Information: Begin
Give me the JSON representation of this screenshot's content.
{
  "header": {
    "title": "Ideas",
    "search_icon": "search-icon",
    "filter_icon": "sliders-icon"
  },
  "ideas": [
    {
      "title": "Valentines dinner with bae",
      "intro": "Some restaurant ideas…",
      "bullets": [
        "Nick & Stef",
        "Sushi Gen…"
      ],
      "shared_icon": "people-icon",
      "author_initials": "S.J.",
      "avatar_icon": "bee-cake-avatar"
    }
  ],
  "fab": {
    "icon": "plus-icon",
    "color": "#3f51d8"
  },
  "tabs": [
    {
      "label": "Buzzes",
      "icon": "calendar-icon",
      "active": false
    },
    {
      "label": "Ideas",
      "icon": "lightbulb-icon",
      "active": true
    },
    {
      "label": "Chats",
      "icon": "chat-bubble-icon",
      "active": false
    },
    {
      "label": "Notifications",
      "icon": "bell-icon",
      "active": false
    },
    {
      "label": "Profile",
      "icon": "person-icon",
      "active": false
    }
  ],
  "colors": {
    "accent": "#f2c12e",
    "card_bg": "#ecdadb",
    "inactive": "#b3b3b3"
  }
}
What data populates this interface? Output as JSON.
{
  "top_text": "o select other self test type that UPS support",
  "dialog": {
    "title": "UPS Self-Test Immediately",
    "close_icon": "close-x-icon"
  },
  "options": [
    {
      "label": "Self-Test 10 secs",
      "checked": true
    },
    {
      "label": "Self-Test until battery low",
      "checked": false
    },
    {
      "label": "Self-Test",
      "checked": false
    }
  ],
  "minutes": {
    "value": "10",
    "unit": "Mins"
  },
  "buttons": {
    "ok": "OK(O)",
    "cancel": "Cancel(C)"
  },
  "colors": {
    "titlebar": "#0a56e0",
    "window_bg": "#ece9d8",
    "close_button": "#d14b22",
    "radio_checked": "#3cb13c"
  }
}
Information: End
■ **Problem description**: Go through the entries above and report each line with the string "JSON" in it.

■ **Written reply**:
Give me the JSON representation of this screenshot's content.
What data populates this interface? Output as JSON.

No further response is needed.